Work to complete: Go through the entries and copy each one exactly. Leave none out.

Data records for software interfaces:
========================================================================

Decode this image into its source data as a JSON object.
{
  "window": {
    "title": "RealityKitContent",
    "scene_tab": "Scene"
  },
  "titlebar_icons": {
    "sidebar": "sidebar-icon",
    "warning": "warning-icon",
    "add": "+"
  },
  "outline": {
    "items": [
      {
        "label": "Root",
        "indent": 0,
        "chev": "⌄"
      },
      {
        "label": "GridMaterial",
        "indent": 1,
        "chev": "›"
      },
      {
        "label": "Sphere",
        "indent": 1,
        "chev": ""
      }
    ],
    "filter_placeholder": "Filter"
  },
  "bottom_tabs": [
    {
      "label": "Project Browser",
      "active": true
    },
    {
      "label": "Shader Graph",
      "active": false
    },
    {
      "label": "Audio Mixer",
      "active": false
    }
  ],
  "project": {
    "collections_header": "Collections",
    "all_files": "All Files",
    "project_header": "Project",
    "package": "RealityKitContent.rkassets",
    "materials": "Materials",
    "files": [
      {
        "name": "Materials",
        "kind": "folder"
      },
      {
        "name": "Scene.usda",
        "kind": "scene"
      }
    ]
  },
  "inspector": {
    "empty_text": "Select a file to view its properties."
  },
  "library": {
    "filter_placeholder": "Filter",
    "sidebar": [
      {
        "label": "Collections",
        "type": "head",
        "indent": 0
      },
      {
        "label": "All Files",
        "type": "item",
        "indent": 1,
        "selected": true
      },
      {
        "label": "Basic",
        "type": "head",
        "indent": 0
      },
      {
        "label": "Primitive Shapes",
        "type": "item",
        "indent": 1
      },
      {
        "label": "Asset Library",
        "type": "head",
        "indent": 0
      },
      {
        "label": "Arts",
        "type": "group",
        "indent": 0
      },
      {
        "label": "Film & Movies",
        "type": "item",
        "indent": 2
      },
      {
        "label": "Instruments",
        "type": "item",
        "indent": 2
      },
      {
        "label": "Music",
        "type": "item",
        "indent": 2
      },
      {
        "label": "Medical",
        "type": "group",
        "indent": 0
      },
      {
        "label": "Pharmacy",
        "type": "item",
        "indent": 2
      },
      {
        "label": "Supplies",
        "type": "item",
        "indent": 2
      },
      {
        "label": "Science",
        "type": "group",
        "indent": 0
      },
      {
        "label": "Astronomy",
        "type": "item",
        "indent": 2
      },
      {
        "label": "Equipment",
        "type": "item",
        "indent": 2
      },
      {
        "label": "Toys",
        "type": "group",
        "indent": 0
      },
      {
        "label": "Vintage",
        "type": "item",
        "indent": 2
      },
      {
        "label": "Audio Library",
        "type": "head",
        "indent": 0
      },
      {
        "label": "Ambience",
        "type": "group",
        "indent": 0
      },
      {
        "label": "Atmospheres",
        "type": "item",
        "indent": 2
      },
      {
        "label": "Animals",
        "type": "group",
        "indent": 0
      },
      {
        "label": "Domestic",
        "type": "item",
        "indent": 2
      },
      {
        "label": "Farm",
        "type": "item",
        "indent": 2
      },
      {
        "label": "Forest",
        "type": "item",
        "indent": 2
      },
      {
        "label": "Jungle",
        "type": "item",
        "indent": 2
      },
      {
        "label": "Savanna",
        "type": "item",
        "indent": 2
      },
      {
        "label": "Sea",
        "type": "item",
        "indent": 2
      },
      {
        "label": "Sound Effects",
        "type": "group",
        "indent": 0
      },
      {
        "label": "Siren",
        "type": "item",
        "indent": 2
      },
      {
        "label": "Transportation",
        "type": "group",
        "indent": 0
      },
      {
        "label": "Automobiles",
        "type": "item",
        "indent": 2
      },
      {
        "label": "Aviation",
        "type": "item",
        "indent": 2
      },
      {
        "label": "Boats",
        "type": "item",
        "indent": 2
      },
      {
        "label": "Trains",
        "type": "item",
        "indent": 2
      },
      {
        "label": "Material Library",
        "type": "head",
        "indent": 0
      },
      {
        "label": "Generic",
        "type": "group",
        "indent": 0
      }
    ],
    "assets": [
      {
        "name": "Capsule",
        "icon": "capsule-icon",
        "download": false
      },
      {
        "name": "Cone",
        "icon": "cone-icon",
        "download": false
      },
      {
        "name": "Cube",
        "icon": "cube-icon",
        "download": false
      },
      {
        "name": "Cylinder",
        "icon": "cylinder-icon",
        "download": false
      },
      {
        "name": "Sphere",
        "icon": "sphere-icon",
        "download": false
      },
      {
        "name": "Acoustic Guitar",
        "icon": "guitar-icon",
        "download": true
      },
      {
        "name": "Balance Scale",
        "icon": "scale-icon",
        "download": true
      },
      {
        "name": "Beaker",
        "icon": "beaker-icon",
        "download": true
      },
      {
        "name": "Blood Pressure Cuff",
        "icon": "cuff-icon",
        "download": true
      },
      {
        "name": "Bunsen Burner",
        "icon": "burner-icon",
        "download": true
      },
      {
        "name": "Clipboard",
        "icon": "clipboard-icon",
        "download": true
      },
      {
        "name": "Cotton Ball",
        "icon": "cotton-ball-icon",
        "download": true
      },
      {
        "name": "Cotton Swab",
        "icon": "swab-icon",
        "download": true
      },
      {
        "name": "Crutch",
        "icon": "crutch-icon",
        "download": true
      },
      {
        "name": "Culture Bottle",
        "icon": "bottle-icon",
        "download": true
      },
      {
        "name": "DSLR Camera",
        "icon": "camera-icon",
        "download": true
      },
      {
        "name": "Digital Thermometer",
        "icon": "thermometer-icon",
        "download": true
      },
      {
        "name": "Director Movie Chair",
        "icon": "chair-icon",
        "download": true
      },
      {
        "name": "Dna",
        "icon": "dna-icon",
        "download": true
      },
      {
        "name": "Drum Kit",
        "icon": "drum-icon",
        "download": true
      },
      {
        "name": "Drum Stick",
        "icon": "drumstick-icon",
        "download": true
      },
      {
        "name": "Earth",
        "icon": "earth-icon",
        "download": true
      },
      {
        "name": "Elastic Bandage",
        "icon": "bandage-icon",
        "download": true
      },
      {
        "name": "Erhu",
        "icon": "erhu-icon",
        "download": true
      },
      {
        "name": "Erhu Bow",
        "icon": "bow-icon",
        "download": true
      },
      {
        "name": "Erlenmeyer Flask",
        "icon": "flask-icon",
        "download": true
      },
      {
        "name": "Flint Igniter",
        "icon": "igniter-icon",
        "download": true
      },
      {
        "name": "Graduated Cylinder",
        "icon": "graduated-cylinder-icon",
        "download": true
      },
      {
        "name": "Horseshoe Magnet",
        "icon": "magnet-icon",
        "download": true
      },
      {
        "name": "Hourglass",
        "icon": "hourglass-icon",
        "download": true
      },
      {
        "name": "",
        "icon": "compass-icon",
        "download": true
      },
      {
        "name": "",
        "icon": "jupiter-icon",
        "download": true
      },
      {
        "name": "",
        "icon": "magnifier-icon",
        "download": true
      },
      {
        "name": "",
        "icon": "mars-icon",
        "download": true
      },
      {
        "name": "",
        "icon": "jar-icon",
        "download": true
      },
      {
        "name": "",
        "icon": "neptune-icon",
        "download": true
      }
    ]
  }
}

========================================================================

Reply to the task:
Decode this image into its source data as a JSON object.
{
  "window": {
    "title": "RealityKitContent",
    "scene_tab": "Scene"
  },
  "titlebar_icons": {
    "sidebar": "sidebar-icon",
    "warning": "warning-icon",
    "add": "+"
  },
  "outline": {
    "items": [
      {
        "label": "Root",
        "indent": 0,
        "chev": "⌄"
      },
      {
        "label": "GridMaterial",
        "indent": 1,
        "chev": "›"
      },
      {
        "label": "Sphere",
        "indent": 1,
        "chev": ""
      }
    ],
    "filter_placeholder": "Filter"
  },
  "bottom_tabs": [
    {
      "label": "Project Browser",
      "active": true
    },
    {
      "label": "Shader Graph",
      "active": false
    },
    {
      "label": "Audio Mixer",
      "active": false
    }
  ],
  "project": {
    "collections_header": "Collections",
    "all_files": "All Files",
    "project_header": "Project",
    "package": "RealityKitContent.rkassets",
    "materials": "Materials",
    "files": [
      {
        "name": "Materials",
        "kind": "folder"
      },
      {
        "name": "Scene.usda",
        "kind": "scene"
      }
    ]
  },
  "inspector": {
    "empty_text": "Select a file to view its properties."
  },
  "library": {
    "filter_placeholder": "Filter",
    "sidebar": [
      {
        "label": "Collections",
        "type": "head",
        "indent": 0
      },
      {
        "label": "All Files",
        "type": "item",
        "indent": 1,
        "selected": true
      },
      {
        "label": "Basic",
        "type": "head",
        "indent": 0
      },
      {
        "label": "Primitive Shapes",
        "type": "item",
        "indent": 1
      },
      {
        "label": "Asset Library",
        "type": "head",
        "indent": 0
      },
      {
        "label": "Arts",
        "type": "group",
        "indent": 0
      },
      {
        "label": "Film & Movies",
        "type": "item",
        "indent": 2
      },
      {
        "label": "Instruments",
        "type": "item",
        "indent": 2
      },
      {
        "label": "Music",
        "type": "item",
        "indent": 2
      },
      {
        "label": "Medical",
        "type": "group",
        "indent": 0
      },
      {
        "label": "Pharmacy",
        "type": "item",
        "indent": 2
      },
      {
        "label": "Supplies",
        "type": "item",
        "indent": 2
      },
      {
        "label": "Science",
        "type": "group",
        "indent": 0
      },
      {
        "label": "Astronomy",
        "type": "item",
        "indent": 2
      },
      {
        "label": "Equipment",
        "type": "item",
        "indent": 2
      },
      {
        "label": "Toys",
        "type": "group",
        "indent": 0
      },
      {
        "label": "Vintage",
        "type": "item",
        "indent": 2
      },
      {
        "label": "Audio Library",
        "type": "head",
        "indent": 0
      },
      {
        "label": "Ambience",
        "type": "group",
        "indent": 0
      },
      {
        "label": "Atmospheres",
        "type": "item",
        "indent": 2
      },
      {
        "label": "Animals",
        "type": "group",
        "indent": 0
      },
      {
        "label": "Domestic",
        "type": "item",
        "indent": 2
      },
      {
        "label": "Farm",
        "type": "item",
        "indent": 2
      },
      {
        "label": "Forest",
        "type": "item",
        "indent": 2
      },
      {
        "label": "Jungle",
        "type": "item",
        "indent": 2
      },
      {
        "label": "Savanna",
        "type": "item",
        "indent": 2
      },
      {
        "label": "Sea",
        "type": "item",
        "indent": 2
      },
      {
        "label": "Sound Effects",
        "type": "group",
        "indent": 0
      },
      {
        "label": "Siren",
        "type": "item",
        "indent": 2
      },
      {
        "label": "Transportation",
        "type": "group",
        "indent": 0
      },
      {
        "label": "Automobiles",
        "type": "item",
        "indent": 2
      },
      {
        "label": "Aviation",
        "type": "item",
        "indent": 2
      },
      {
        "label": "Boats",
        "type": "item",
        "indent": 2
      },
      {
        "label": "Trains",
        "type": "item",
        "indent": 2
      },
      {
        "label": "Material Library",
        "type": "head",
        "indent": 0
      },
      {
        "label": "Generic",
        "type": "group",
        "indent": 0
      }
    ],
    "assets": [
      {
        "name": "Capsule",
        "icon": "capsule-icon",
        "download": false
      },
      {
        "name": "Cone",
        "icon": "cone-icon",
        "download": false
      },
      {
        "name": "Cube",
        "icon": "cube-icon",
        "download": false
      },
      {
        "name": "Cylinder",
        "icon": "cylinder-icon",
        "download": false
      },
      {
        "name": "Sphere",
        "icon": "sphere-icon",
        "download": false
      },
      {
        "name": "Acoustic Guitar",
        "icon": "guitar-icon",
        "download": true
      },
      {
        "name": "Balance Scale",
        "icon": "scale-icon",
        "download": true
      },
      {
        "name": "Beaker",
        "icon": "beaker-icon",
        "download": true
      },
      {
        "name": "Blood Pressure Cuff",
        "icon": "cuff-icon",
        "download": true
      },
      {
        "name": "Bunsen Burner",
        "icon": "burner-icon",
        "download": true
      },
      {
        "name": "Clipboard",
        "icon": "clipboard-icon",
        "download": true
      },
      {
        "name": "Cotton Ball",
        "icon": "cotton-ball-icon",
        "download": true
      },
      {
        "name": "Cotton Swab",
        "icon": "swab-icon",
        "download": true
      },
      {
        "name": "Crutch",
        "icon": "crutch-icon",
        "download": true
      },
      {
        "name": "Culture Bottle",
        "icon": "bottle-icon",
        "download": true
      },
      {
        "name": "DSLR Camera",
        "icon": "camera-icon",
        "download": true
      },
      {
        "name": "Digital Thermometer",
        "icon": "thermometer-icon",
        "download": true
      },
      {
        "name": "Director Movie Chair",
        "icon": "chair-icon",
        "download": true
      },
      {
        "name": "Dna",
        "icon": "dna-icon",
        "download": true
      },
      {
        "name": "Drum Kit",
        "icon": "drum-icon",
        "download": true
      },
      {
        "name": "Drum Stick",
        "icon": "drumstick-icon",
        "download": true
      },
      {
        "name": "Earth",
        "icon": "earth-icon",
        "download": true
      },
      {
        "name": "Elastic Bandage",
        "icon": "bandage-icon",
        "download": true
      },
      {
        "name": "Erhu",
        "icon": "erhu-icon",
        "download": true
      },
      {
        "name": "Erhu Bow",
        "icon": "bow-icon",
        "download": true
      },
      {
        "name": "Erlenmeyer Flask",
        "icon": "flask-icon",
        "download": true
      },
      {
        "name": "Flint Igniter",
        "icon": "igniter-icon",
        "download": true
      },
      {
        "name": "Graduated Cylinder",
        "icon": "graduated-cylinder-icon",
        "download": true
      },
      {
        "name": "Horseshoe Magnet",
        "icon": "magnet-icon",
        "download": true
      },
      {
        "name": "Hourglass",
        "icon": "hourglass-icon",
        "download": true
      },
      {
        "name": "",
        "icon": "compass-icon",
        "download": true
      },
      {
        "name": "",
        "icon": "jupiter-icon",
        "download": true
      },
      {
        "name": "",
        "icon": "magnifier-icon",
        "download": true
      },
      {
        "name": "",
        "icon": "mars-icon",
        "download": true
      },
      {
        "name": "",
        "icon": "jar-icon",
        "download": true
      },
      {
        "name": "",
        "icon": "neptune-icon",
        "download": true
      }
    ]
  }
}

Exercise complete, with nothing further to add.